(WORK TASK):
Find the lines in the records that carry the word "tags". Copy each one.
*** Opening of DATA SUPPLIED ***
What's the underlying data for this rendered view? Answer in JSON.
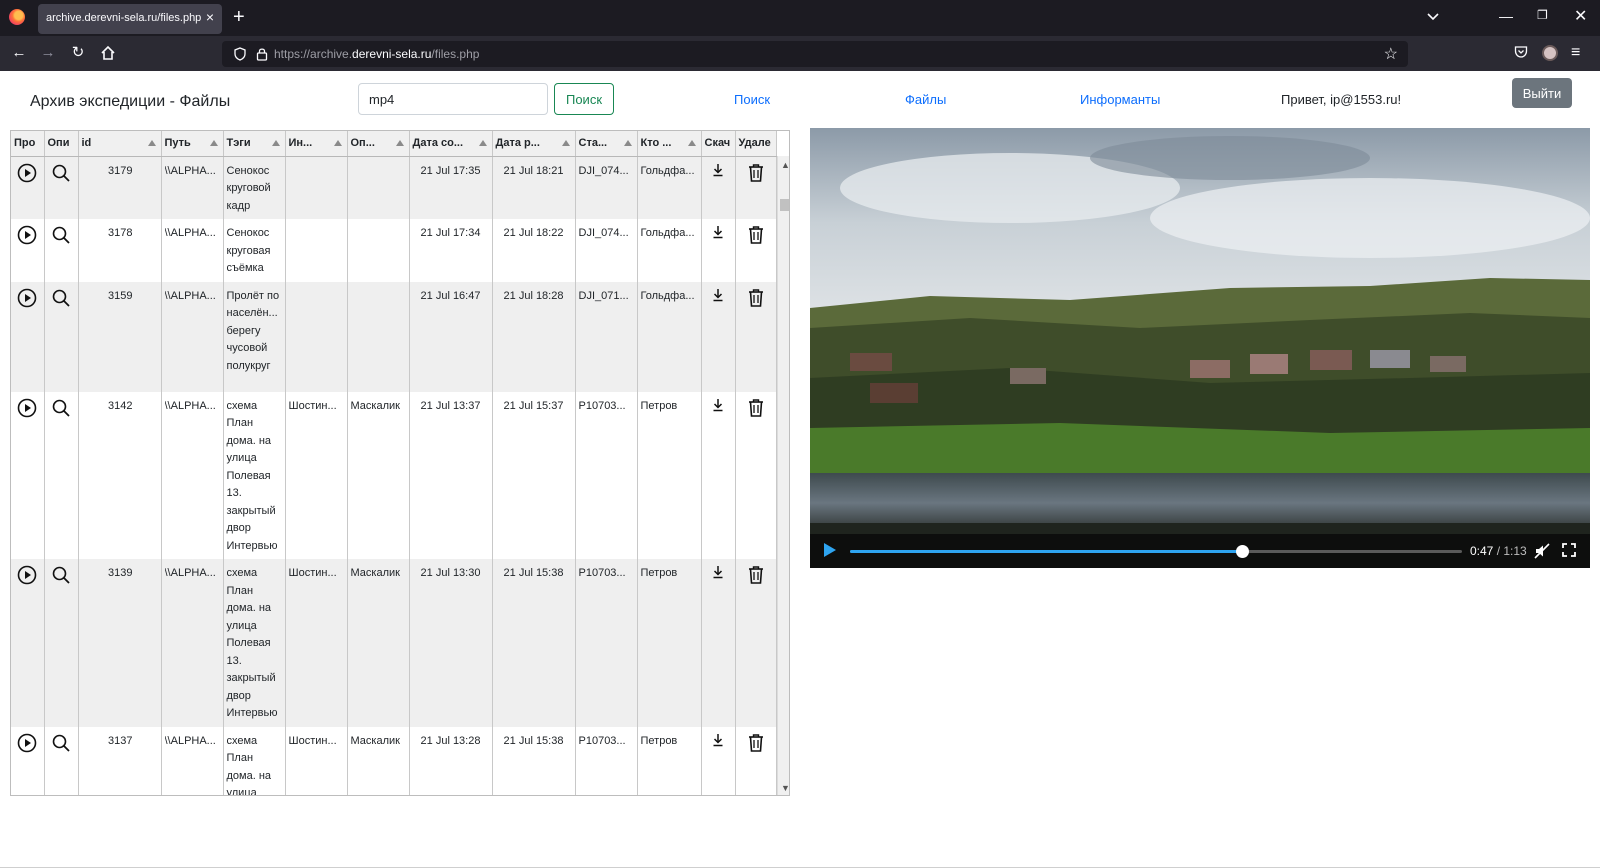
{
  "browser": {
    "tab_title": "archive.derevni-sela.ru/files.php",
    "tab_close": "×",
    "new_tab": "+",
    "url_prefix": "https://archive.",
    "url_host": "derevni-sela.ru",
    "url_path": "/files.php"
  },
  "header": {
    "brand": "Архив экспедиции - Файлы",
    "search_value": "mp4",
    "search_button": "Поиск",
    "nav": [
      "Поиск",
      "Файлы",
      "Информанты"
    ],
    "greeting": "Привет, ip@1553.ru!",
    "logout": "Выйти"
  },
  "table": {
    "columns": [
      "Про",
      "Опи",
      "id",
      "Путь",
      "Тэги",
      "Ин...",
      "Оп...",
      "Дата со...",
      "Дата р...",
      "Ста...",
      "Кто ...",
      "Скач",
      "Удале"
    ],
    "rows": [
      {
        "id": "3179",
        "path": "\\\\ALPHA...",
        "tags": "Сенокос круговой кадр",
        "informant": "",
        "operator": "",
        "date_created": "21 Jul 17:35",
        "date_loaded": "21 Jul 18:21",
        "original": "DJI_074...",
        "who": "Гольдфа..."
      },
      {
        "id": "3178",
        "path": "\\\\ALPHA...",
        "tags": "Сенокос круговая съёмка",
        "informant": "",
        "operator": "",
        "date_created": "21 Jul 17:34",
        "date_loaded": "21 Jul 18:22",
        "original": "DJI_074...",
        "who": "Гольдфа..."
      },
      {
        "id": "3159",
        "path": "\\\\ALPHA...",
        "tags": "Пролёт по населён... берегу чусовой полукруг",
        "informant": "",
        "operator": "",
        "date_created": "21 Jul 16:47",
        "date_loaded": "21 Jul 18:28",
        "original": "DJI_071...",
        "who": "Гольдфа..."
      },
      {
        "id": "3142",
        "path": "\\\\ALPHA...",
        "tags": "схема План дома. на улица Полевая 13. закрытый двор Интервью",
        "informant": "Шостин...",
        "operator": "Маскалик",
        "date_created": "21 Jul 13:37",
        "date_loaded": "21 Jul 15:37",
        "original": "P10703...",
        "who": "Петров"
      },
      {
        "id": "3139",
        "path": "\\\\ALPHA...",
        "tags": "схема План дома. на улица Полевая 13. закрытый двор Интервью",
        "informant": "Шостин...",
        "operator": "Маскалик",
        "date_created": "21 Jul 13:30",
        "date_loaded": "21 Jul 15:38",
        "original": "P10703...",
        "who": "Петров"
      },
      {
        "id": "3137",
        "path": "\\\\ALPHA...",
        "tags": "схема План дома. на улица Полевая",
        "informant": "Шостин...",
        "operator": "Маскалик",
        "date_created": "21 Jul 13:28",
        "date_loaded": "21 Jul 15:38",
        "original": "P10703...",
        "who": "Петров"
      }
    ]
  },
  "video": {
    "current_time": "0:47",
    "separator": " / ",
    "duration": "1:13",
    "progress": 0.64,
    "state": "paused",
    "muted": true
  },
  "icons": {
    "play_row": "play-circle-icon",
    "describe_row": "magnifier-icon",
    "download_row": "download-icon",
    "delete_row": "trash-icon"
  },
  "colors": {
    "link": "#0d6efd",
    "search_button": "#198754",
    "logout_button": "#6c757d",
    "video_progress": "#2ea4f0"
  }
}
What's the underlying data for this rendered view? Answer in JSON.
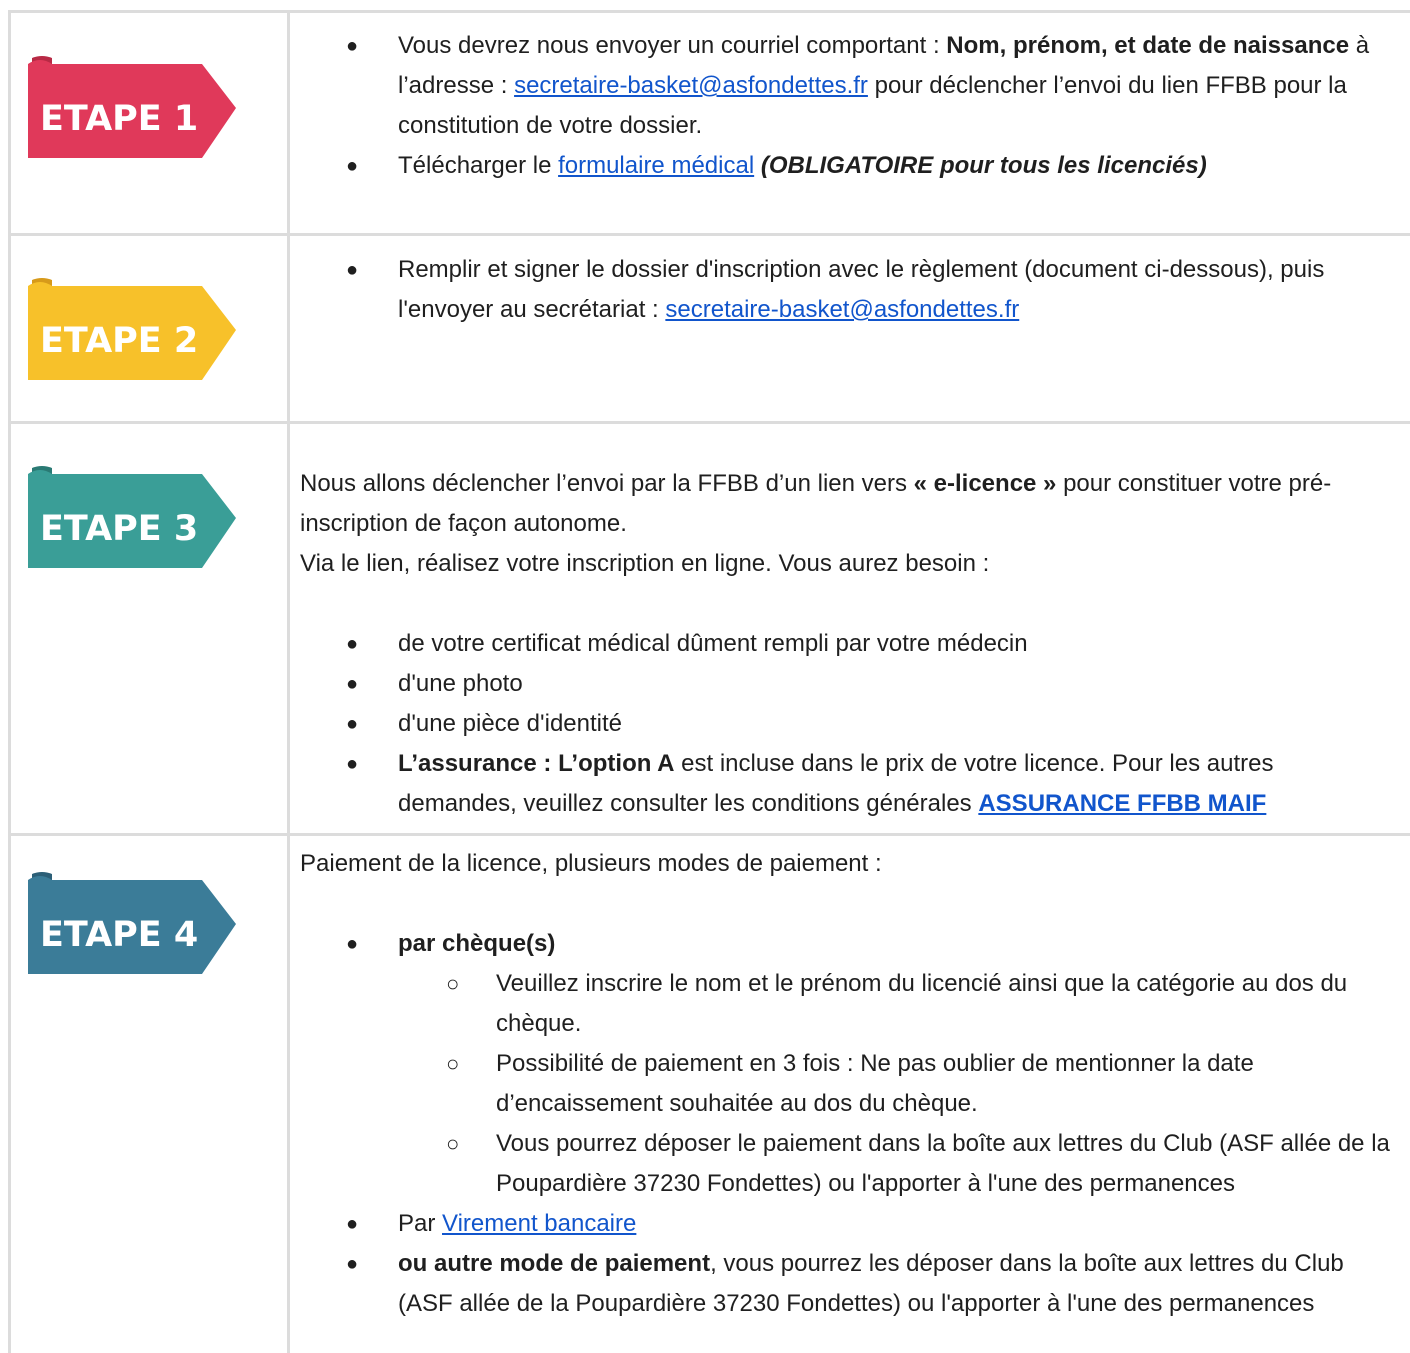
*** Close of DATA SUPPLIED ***
(RESULT OF THE EXERCISE):
        "tags": "Сенокос круговой кадр",
        "tags": "Сенокос круговая съёмка",
        "tags": "Пролёт по населён... берегу чусовой полукруг",
        "tags": "схема План дома. на улица Полевая 13. закрытый двор Интервью",
        "tags": "схема План дома. на улица Полевая 13. закрытый двор Интервью",
        "tags": "схема План дома. на улица Полевая",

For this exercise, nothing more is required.